(Stored data)

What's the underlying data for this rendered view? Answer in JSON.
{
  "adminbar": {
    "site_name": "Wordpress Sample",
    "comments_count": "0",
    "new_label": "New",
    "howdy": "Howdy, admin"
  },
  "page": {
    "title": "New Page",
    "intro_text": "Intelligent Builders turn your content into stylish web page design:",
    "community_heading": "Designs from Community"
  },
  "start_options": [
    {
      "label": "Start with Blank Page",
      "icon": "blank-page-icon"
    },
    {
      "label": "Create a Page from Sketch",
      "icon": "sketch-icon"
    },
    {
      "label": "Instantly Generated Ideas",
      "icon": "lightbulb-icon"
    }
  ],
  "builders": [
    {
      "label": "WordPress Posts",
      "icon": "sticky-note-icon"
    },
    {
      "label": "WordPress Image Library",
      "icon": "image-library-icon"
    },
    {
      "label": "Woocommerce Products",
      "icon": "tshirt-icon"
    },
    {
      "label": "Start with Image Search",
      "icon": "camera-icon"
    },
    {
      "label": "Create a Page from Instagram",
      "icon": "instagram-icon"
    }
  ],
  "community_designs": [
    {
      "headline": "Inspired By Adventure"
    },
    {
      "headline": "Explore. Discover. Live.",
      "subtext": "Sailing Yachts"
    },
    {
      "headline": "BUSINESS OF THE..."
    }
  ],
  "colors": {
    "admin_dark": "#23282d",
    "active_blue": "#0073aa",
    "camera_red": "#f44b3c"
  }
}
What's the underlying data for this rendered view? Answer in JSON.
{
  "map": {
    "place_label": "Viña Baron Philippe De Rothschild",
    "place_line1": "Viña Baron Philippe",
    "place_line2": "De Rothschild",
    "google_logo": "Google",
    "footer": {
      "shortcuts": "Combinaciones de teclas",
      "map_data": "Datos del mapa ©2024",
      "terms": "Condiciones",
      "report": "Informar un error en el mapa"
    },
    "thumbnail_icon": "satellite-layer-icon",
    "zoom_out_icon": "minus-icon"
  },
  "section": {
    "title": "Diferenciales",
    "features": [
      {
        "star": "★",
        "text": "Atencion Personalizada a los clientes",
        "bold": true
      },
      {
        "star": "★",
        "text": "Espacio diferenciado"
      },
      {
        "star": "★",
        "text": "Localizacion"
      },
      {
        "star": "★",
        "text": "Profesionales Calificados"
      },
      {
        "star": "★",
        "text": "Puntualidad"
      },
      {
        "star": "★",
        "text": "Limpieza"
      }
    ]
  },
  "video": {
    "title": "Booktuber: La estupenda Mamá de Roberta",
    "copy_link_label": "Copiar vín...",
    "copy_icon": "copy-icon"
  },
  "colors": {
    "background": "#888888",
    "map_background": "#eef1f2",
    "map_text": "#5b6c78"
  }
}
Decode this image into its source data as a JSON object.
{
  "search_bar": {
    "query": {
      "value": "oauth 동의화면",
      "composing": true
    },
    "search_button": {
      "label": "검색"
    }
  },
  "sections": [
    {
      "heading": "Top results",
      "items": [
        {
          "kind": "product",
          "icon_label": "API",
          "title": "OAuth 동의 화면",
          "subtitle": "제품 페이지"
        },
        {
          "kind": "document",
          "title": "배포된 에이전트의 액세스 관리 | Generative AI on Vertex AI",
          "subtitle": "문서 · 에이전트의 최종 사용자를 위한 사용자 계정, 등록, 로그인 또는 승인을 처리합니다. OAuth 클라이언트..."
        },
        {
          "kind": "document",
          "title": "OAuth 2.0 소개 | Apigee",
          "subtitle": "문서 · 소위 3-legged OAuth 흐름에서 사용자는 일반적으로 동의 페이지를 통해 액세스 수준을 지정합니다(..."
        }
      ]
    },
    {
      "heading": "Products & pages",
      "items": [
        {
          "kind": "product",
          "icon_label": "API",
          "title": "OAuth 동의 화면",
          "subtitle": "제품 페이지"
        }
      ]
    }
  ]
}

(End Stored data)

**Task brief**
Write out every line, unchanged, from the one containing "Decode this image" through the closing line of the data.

**Result below**
Decode this image into its source data as a JSON object.
{
  "search_bar": {
    "query": {
      "value": "oauth 동의화면",
      "composing": true
    },
    "search_button": {
      "label": "검색"
    }
  },
  "sections": [
    {
      "heading": "Top results",
      "items": [
        {
          "kind": "product",
          "icon_label": "API",
          "title": "OAuth 동의 화면",
          "subtitle": "제품 페이지"
        },
        {
          "kind": "document",
          "title": "배포된 에이전트의 액세스 관리 | Generative AI on Vertex AI",
          "subtitle": "문서 · 에이전트의 최종 사용자를 위한 사용자 계정, 등록, 로그인 또는 승인을 처리합니다. OAuth 클라이언트..."
        },
        {
          "kind": "document",
          "title": "OAuth 2.0 소개 | Apigee",
          "subtitle": "문서 · 소위 3-legged OAuth 흐름에서 사용자는 일반적으로 동의 페이지를 통해 액세스 수준을 지정합니다(..."
        }
      ]
    },
    {
      "heading": "Products & pages",
      "items": [
        {
          "kind": "product",
          "icon_label": "API",
          "title": "OAuth 동의 화면",
          "subtitle": "제품 페이지"
        }
      ]
    }
  ]
}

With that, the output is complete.